What you need to do ▸ Copy out, from the entries below, each line holding the string "chevron".

### The data

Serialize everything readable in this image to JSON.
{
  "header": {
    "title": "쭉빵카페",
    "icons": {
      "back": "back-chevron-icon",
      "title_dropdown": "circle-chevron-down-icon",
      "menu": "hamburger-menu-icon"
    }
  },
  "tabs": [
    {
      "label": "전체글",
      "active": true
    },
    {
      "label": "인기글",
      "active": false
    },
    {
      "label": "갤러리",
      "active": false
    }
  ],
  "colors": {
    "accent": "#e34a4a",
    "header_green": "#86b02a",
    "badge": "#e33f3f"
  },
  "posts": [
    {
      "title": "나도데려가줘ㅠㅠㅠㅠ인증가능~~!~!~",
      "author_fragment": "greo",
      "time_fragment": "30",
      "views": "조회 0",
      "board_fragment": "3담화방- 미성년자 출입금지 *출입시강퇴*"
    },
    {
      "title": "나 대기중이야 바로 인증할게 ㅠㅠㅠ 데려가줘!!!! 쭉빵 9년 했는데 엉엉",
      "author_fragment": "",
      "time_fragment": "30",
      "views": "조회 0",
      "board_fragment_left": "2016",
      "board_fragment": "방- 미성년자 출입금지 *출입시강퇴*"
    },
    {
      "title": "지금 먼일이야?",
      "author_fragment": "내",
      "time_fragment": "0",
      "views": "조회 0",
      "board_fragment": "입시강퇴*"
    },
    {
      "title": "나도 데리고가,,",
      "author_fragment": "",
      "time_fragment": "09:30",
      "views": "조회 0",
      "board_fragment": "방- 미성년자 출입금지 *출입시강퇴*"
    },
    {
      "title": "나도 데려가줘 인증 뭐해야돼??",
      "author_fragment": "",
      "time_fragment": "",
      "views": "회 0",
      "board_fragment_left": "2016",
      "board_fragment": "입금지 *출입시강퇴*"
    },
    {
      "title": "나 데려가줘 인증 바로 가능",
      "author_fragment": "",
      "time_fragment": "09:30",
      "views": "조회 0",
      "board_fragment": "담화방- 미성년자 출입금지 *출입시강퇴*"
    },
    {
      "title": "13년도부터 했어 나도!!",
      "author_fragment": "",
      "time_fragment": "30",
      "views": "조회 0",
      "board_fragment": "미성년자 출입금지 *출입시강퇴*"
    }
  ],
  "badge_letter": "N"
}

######

Exercise output ▸
      "back": "back-chevron-icon",
      "title_dropdown": "circle-chevron-down-icon",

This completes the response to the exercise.